The Democrats have an impending problem surfacing at an inopportune time, the investigation of Rep. Charles Rangel (D-NY) by the House Ethics Committee. This comes as a surprise to many — the House has an Ethics Committee?
“House ethics” is an oxymoron, much like the “Senate intelligence” that led up to the wars in Iraq and Afghanistan.
When she is not lassoing votes for bills members of Congress have not read and the public does not want, Nancy “The Enforcer” Pelosi uses a financial cattle prod to get her way. Such prods and similar devices are easy to find in the novelty shops of her San Francisco district.
Nancy had best whip her Democrats into line, or come November she will be forced to reckon with her biggest fear: having to fly commercial. This Rangel mess is making her try to wrangle him into a quiet capitulation to the ethics charges.
Like Treasury Secretary Tim Geithner and former Senate Majority Leader Tom Daschle, Rangel’s tax dodging serves to underscore the hypocrisy of a Democratic administration bent on raising taxes on non-constituents. They do have a plan, however, to reduce their own taxes. They simply don’t pay them.
If you see John Kerry, ask him why the long face? He just got caught trying to avoid $500,000 in state taxes on his yacht. Under pressure, he said he would pay the taxes. It probably felt good to Kerry to be able to flip-flop again on a national stage.

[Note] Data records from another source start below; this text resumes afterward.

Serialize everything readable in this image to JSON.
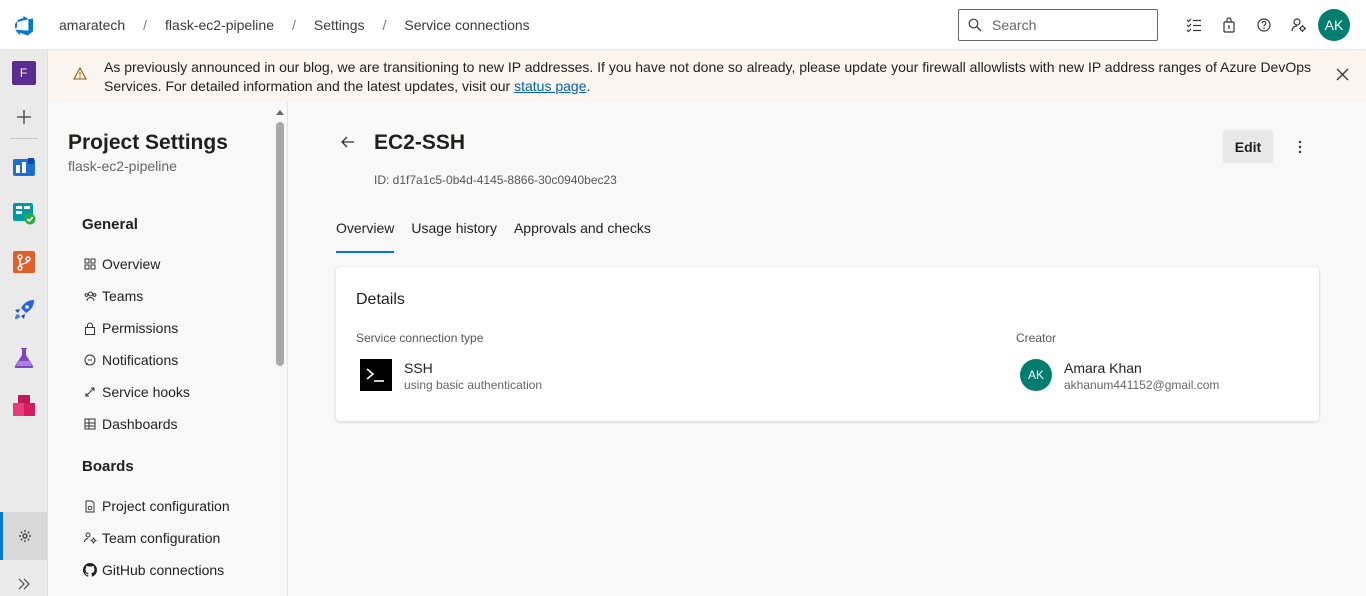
{
  "header": {
    "breadcrumb": [
      "amaratech",
      "flask-ec2-pipeline",
      "Settings",
      "Service connections"
    ],
    "search_placeholder": "Search",
    "user_initials": "AK"
  },
  "rail": {
    "project_initial": "F"
  },
  "banner": {
    "text_before_link": "As previously announced in our blog, we are transitioning to new IP addresses. If you have not done so already, please update your firewall allowlists with new IP address ranges of Azure DevOps Services. For detailed information and the latest updates, visit our ",
    "link_text": "status page",
    "text_after_link": "."
  },
  "sidepanel": {
    "title": "Project Settings",
    "subtitle": "flask-ec2-pipeline",
    "sections": [
      {
        "heading": "General",
        "items": [
          "Overview",
          "Teams",
          "Permissions",
          "Notifications",
          "Service hooks",
          "Dashboards"
        ]
      },
      {
        "heading": "Boards",
        "items": [
          "Project configuration",
          "Team configuration",
          "GitHub connections"
        ]
      }
    ]
  },
  "main": {
    "title": "EC2-SSH",
    "id_line": "ID: d1f7a1c5-0b4d-4145-8866-30c0940bec23",
    "edit_label": "Edit",
    "tabs": [
      "Overview",
      "Usage history",
      "Approvals and checks"
    ],
    "details": {
      "heading": "Details",
      "type_label": "Service connection type",
      "type_name": "SSH",
      "type_sub": "using basic authentication",
      "creator_label": "Creator",
      "creator_initials": "AK",
      "creator_name": "Amara Khan",
      "creator_email": "akhanum441152@gmail.com"
    }
  },
  "colors": {
    "accent": "#0078d4",
    "avatar": "#007d6e",
    "banner_bg": "#fcf4ef"
  }
}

As its Chairman, Rangel was the chief tax writer for the House Ways and Means Committee. Beside not paying taxes on hundreds of thousands of income dollars, there are allegations that he accepted improper vacation trips from wealthy business owners. This is just the Democratic way of being “bi-partisan” and reaching across the aisle. Democrats these days are either reaching into your pocket or, as in the cases of John Edwards, Eric Massa and Al Gore, reaching into your pants.

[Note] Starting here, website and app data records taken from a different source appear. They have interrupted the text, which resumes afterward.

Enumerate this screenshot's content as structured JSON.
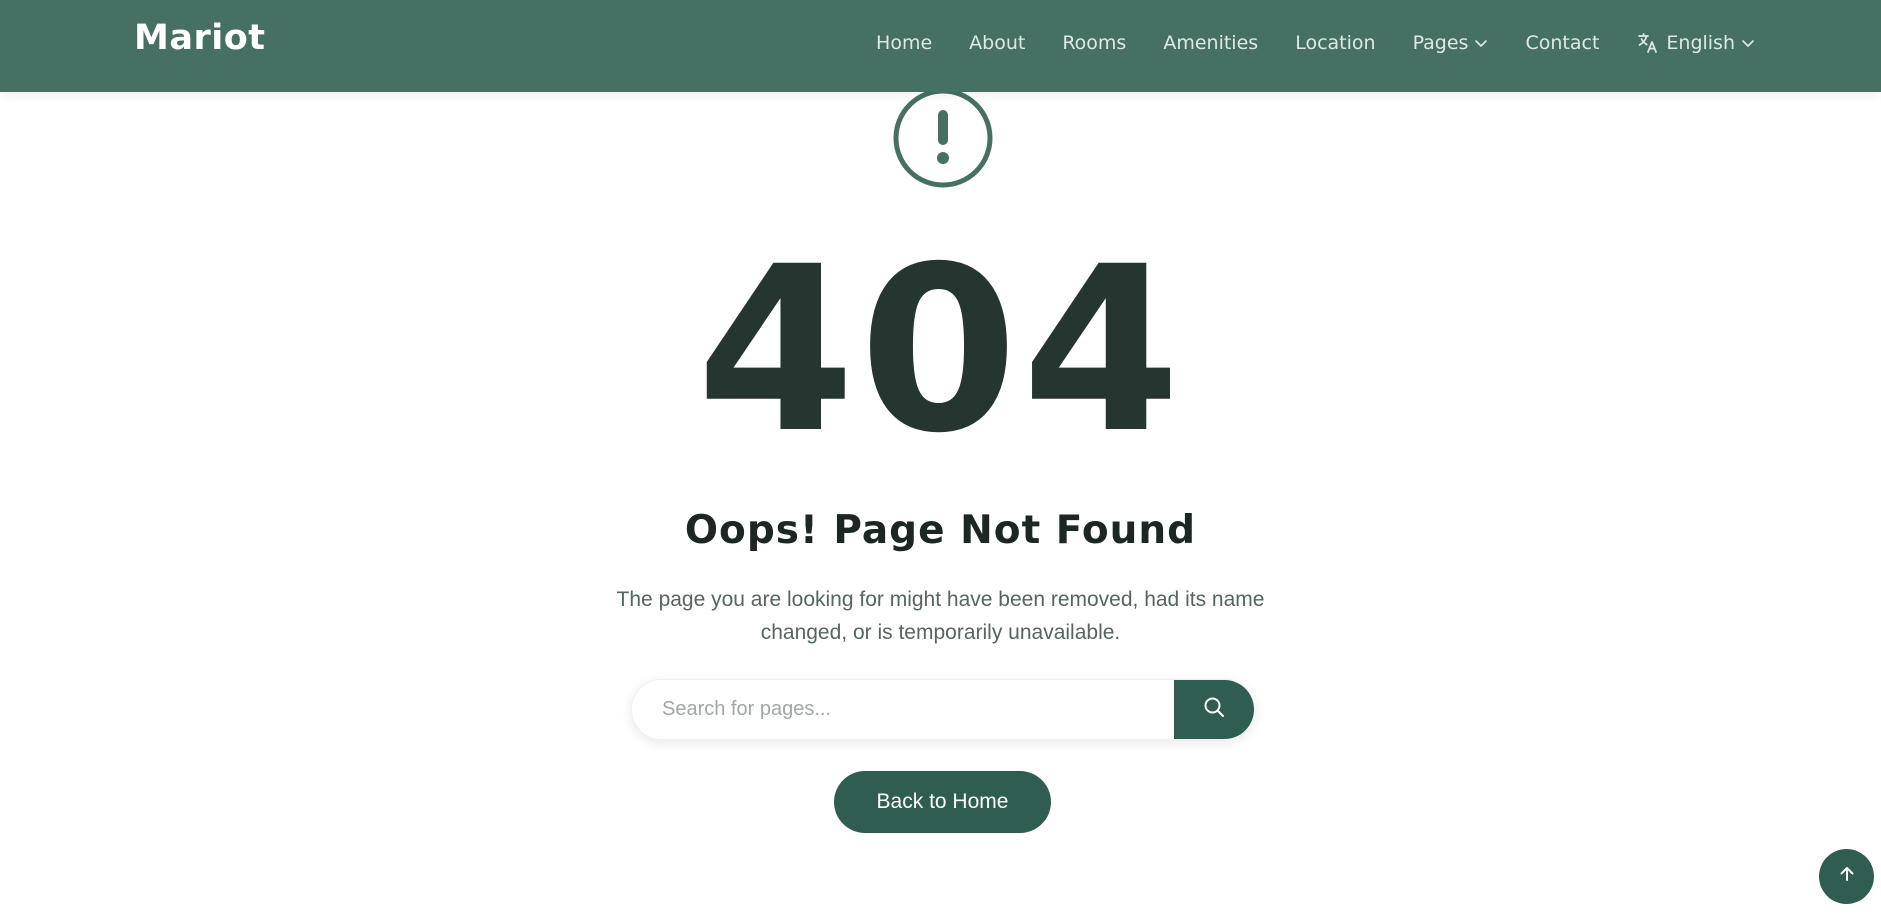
{
  "brand": {
    "logo_text": "Mariot",
    "accent_color": "#2f5d51",
    "header_color": "#467063"
  },
  "nav": {
    "items": [
      {
        "label": "Home"
      },
      {
        "label": "About"
      },
      {
        "label": "Rooms"
      },
      {
        "label": "Amenities"
      },
      {
        "label": "Location"
      },
      {
        "label": "Pages",
        "icon": "chevron-down-icon"
      }
    ],
    "contact_label": "Contact",
    "language": {
      "label": "English",
      "icon": "translate-icon"
    }
  },
  "error": {
    "icon": "exclamation-circle-icon",
    "code": "404",
    "title": "Oops! Page Not Found",
    "description": "The page you are looking for might have been removed, had its name changed, or is temporarily unavailable."
  },
  "search": {
    "placeholder": "Search for pages...",
    "icon": "search-icon"
  },
  "actions": {
    "back_home_label": "Back to Home",
    "scroll_top_icon": "arrow-up-icon"
  }
}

Unfortunately, they only “reach out” to line their own pockets with cash. Had Rangel used the proper Democratic money-raising technique, he would have required that the cash be delivered in Glad Wrap so he could cool it down in his freezer. A simple instructional diagram for this method is included in the DNC policy manual.

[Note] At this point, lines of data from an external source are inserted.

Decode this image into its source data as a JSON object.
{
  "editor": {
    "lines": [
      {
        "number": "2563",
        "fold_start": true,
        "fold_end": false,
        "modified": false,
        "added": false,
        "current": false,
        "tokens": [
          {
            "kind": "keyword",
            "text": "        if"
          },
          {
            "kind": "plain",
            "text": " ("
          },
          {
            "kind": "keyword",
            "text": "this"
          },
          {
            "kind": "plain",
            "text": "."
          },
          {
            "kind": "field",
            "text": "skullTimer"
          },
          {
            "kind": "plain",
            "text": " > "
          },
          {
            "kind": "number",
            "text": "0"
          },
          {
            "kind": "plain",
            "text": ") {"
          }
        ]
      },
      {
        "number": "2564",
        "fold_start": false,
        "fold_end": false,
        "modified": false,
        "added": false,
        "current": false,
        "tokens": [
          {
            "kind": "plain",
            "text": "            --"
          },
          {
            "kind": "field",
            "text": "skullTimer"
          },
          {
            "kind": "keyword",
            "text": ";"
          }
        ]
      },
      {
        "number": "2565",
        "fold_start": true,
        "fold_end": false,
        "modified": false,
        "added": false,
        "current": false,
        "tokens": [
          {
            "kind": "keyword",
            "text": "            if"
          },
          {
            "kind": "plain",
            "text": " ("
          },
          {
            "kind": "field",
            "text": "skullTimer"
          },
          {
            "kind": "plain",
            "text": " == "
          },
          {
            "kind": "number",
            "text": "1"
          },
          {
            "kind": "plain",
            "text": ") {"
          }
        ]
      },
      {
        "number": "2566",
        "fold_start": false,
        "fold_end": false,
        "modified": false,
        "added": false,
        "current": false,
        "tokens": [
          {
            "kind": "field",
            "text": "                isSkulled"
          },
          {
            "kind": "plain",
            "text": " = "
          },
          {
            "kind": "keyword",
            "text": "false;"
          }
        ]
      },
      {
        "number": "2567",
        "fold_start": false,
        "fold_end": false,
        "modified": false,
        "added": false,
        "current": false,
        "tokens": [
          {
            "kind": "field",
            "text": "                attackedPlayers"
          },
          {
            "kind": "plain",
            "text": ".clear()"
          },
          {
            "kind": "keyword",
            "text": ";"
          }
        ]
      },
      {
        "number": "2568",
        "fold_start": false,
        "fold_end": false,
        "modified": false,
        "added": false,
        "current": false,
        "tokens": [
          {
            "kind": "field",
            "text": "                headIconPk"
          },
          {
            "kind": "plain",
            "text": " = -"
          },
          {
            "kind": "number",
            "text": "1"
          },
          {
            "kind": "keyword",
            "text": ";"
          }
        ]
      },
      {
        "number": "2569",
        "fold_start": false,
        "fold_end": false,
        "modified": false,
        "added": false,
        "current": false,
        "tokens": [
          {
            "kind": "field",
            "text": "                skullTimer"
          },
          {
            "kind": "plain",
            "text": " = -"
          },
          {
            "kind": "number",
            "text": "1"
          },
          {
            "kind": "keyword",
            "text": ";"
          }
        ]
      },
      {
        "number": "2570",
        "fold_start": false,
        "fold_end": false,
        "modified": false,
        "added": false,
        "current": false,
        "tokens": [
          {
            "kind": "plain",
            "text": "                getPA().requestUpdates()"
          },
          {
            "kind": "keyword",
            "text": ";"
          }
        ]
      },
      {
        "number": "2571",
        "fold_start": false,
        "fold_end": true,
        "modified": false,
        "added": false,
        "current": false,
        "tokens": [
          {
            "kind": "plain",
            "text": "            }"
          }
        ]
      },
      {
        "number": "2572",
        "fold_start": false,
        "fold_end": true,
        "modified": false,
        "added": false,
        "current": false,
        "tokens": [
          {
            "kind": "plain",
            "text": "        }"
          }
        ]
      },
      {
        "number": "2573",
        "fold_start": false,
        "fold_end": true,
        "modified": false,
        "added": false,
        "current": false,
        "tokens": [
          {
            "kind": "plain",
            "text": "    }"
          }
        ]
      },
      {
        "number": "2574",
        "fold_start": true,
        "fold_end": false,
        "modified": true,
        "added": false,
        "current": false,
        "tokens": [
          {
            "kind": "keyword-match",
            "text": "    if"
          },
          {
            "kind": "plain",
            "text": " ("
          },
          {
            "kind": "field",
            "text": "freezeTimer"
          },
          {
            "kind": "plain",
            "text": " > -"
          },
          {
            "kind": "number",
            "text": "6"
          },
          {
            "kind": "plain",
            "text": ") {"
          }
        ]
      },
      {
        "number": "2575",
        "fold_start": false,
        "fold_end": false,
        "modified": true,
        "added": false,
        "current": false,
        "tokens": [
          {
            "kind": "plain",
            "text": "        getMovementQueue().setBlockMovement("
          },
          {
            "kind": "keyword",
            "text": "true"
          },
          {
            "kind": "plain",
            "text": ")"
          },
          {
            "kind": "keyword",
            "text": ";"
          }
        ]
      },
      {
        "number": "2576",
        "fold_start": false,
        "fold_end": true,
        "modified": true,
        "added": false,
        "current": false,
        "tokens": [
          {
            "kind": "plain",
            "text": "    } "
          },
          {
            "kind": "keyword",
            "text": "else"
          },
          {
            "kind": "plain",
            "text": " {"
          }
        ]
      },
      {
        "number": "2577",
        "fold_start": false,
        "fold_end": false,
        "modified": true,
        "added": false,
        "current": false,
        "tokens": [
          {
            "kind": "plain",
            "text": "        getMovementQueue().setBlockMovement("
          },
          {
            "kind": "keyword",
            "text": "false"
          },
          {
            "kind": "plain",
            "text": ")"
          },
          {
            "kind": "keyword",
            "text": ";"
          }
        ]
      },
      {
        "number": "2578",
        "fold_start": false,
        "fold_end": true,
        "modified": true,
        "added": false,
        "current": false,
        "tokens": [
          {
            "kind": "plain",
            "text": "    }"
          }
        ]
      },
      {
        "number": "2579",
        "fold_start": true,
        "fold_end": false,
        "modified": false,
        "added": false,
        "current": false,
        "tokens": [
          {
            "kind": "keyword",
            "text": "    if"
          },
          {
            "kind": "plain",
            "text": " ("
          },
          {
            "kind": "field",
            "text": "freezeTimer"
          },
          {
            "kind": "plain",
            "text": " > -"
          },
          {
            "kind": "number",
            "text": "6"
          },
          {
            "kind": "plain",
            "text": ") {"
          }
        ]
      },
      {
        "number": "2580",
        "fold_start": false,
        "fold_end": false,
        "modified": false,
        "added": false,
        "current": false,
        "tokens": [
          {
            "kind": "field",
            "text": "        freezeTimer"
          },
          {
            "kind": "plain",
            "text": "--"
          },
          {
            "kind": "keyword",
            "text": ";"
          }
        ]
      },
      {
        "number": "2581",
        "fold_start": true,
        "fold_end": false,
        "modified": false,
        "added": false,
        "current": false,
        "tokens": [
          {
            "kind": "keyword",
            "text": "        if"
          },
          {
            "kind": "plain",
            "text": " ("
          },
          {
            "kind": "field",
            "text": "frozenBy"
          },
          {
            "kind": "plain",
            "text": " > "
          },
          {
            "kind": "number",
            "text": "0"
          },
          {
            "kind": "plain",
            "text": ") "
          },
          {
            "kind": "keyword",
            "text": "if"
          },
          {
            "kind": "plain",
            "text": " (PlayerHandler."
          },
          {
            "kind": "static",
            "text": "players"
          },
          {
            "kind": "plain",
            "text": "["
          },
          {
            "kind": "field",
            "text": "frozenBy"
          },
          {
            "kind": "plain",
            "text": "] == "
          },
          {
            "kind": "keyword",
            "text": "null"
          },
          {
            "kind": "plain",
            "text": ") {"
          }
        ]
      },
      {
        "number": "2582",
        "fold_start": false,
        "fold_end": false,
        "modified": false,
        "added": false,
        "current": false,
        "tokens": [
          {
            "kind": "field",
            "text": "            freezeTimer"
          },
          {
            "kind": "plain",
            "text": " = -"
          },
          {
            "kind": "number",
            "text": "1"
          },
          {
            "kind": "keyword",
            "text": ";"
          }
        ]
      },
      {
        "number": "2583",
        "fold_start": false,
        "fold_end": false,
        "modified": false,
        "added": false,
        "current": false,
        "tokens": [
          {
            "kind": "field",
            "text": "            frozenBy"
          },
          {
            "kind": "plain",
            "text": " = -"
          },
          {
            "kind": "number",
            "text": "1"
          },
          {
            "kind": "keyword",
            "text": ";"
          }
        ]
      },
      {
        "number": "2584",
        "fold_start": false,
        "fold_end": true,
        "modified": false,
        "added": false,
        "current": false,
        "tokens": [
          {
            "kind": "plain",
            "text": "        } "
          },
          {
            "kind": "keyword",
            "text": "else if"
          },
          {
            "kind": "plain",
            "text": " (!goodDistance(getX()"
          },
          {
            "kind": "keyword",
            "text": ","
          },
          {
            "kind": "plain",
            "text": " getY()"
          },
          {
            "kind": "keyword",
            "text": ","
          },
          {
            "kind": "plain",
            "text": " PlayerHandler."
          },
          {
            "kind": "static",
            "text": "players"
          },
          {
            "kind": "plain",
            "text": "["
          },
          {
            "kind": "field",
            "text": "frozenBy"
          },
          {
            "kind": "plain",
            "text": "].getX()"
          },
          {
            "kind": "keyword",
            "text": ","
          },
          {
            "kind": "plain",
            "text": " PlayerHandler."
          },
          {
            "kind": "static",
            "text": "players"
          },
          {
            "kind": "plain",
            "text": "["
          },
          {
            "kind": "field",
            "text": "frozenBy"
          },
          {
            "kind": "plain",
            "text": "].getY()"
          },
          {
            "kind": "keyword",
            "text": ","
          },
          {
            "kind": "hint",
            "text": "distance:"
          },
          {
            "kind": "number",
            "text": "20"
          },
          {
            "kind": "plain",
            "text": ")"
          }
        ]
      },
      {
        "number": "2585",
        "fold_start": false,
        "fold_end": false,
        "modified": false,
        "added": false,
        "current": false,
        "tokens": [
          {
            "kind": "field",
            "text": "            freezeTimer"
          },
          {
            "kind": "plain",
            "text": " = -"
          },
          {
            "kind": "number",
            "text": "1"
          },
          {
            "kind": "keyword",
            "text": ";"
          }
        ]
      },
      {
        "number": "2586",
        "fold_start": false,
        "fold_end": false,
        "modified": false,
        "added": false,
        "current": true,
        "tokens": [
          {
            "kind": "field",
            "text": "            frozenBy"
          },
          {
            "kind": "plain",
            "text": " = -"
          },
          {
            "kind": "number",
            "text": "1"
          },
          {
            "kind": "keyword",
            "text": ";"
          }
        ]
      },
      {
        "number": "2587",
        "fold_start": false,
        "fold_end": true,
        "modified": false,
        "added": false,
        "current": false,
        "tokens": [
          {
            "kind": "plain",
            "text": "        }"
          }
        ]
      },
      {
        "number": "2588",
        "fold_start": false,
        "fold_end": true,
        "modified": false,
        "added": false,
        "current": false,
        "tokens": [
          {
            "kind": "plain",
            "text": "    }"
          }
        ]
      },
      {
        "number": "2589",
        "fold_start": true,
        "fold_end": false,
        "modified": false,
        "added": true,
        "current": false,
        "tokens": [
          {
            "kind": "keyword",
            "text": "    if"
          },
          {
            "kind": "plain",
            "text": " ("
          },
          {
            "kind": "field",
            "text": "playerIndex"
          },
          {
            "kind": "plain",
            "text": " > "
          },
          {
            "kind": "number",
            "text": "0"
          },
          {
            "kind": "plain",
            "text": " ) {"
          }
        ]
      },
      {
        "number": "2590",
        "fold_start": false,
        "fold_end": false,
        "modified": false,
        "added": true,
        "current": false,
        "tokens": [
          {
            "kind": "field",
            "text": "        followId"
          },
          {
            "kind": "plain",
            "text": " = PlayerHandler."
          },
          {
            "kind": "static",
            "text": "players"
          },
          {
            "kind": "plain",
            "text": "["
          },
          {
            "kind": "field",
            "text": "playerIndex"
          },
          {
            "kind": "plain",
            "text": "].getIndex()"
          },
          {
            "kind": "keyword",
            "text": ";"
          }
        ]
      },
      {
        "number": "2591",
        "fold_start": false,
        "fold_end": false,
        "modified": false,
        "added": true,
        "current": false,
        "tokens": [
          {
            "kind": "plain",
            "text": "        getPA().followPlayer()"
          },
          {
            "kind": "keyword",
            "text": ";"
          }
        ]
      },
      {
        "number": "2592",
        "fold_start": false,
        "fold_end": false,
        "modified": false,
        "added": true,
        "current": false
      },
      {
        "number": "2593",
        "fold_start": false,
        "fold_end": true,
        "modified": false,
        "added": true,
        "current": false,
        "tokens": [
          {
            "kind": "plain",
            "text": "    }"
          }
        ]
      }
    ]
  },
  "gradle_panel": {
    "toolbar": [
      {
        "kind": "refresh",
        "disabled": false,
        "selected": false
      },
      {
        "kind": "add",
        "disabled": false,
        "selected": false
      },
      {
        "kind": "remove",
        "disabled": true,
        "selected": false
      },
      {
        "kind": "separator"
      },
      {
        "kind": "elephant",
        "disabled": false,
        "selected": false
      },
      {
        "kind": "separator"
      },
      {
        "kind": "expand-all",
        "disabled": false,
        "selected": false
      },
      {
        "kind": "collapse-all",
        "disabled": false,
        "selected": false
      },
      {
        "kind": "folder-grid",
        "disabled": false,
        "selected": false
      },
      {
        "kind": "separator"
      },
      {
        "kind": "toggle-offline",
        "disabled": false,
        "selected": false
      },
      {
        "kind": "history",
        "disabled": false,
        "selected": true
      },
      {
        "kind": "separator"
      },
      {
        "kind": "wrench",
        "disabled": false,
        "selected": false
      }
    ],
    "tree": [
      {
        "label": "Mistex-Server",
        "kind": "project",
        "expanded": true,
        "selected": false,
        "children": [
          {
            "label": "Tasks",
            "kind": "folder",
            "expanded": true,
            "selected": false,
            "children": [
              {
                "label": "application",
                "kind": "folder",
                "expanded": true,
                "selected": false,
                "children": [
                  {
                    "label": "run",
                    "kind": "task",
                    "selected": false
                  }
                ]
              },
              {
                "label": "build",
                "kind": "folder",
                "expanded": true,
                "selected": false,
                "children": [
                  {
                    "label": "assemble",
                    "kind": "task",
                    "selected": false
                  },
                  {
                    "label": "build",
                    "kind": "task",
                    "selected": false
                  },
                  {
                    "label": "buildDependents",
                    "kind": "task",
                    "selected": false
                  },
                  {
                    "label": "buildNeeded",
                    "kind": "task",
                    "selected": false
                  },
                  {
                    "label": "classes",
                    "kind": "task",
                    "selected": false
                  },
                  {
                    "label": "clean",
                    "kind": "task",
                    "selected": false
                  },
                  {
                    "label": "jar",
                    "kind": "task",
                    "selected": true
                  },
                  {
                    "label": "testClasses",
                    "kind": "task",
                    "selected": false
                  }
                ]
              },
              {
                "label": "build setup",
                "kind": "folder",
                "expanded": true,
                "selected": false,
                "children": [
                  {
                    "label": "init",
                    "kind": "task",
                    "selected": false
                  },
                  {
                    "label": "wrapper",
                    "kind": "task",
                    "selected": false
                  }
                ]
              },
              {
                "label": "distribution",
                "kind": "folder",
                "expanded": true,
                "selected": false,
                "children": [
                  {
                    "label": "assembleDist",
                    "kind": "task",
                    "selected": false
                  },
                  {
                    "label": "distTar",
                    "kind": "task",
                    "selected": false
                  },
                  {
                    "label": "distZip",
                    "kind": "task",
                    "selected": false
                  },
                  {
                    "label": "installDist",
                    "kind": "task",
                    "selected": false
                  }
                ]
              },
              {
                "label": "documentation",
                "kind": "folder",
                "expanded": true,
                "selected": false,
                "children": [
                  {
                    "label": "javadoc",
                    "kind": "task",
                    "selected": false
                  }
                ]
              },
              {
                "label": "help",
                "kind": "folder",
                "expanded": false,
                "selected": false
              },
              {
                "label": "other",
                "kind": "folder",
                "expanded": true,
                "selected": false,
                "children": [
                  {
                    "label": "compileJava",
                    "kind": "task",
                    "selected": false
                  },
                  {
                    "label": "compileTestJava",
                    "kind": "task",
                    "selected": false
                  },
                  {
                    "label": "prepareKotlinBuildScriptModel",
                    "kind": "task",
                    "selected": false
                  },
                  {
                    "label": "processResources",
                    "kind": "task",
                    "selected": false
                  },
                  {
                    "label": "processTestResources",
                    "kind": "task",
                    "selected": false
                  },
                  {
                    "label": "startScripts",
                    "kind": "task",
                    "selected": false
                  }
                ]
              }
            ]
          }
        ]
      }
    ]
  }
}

Rangel actually gave large sums of money to other Democrats. In Washington this is known as a “donation.” In the world the rest of us reside in, it’s known as “hush money.” Sadly, that is how Washington works. You can buy a health care vote from Ben Nelson of Nebraska with $300 million and it is not a “bribe.” If I try to give ten bucks to a DMV office worker to move me to the front of the line, I get perp-walked for trying to bribe a government official. Constance Jackson in the Atlanta DMV, you know who you are!
Like pretty much everything else, the Rangel mess comes at an unfortunate time for the Democrats. Grappling with unemployment (theirs) and a host of other gaffes that the mainstream media cannot shield them from, they seem to be on the ropes. This explains why they are looting the U.S. Treasury like post-Katrina New Orleans, before the authorities arrive in November.
Rangel remains defiantly opposed to even a letter of reprimand. I guess he is counting on an O.J. jury. He has said he “looks forward to explaining himself” when he goes to trial. This rings so true, since we know there is nothing a Congressman looks forward to more than his own corruption trial. I am looking forward to it, too.
The last Chairman of the House Ways and Means Committee who was forced to resign was Chicago’s own Dan Rostenkowski (D-IL). Having the opportunity to spend unlimited quantities of other people’s money reveals a person’s hubris while making other people angry. Just ask Mel Gibson’s girlfriend.
I have always liked Rangel, the Cab Calloway-esque Congressman from Harlem who now closes his act with a rendition of “Minnie the Moocher.” He has a great accent, he fought in an actual war, you always knew where he stood, and he really seemed to believe the Democratic talking points. He also had a good sense of humor, rare among today’s politicians. Even Al Franken of “Saturday Night Live” hasn’t been funny since he joined the Senate.
I hope Congress does the right thing on this one. Having just rushed in a West Virginia Democratic appointee to sit in Robert Byrd’s musty Senate seat, Congress should pay its respects to his passing. Byrd would have liked nothing better than a rancorous vote, straight down party lines, to commemorate his Senate career.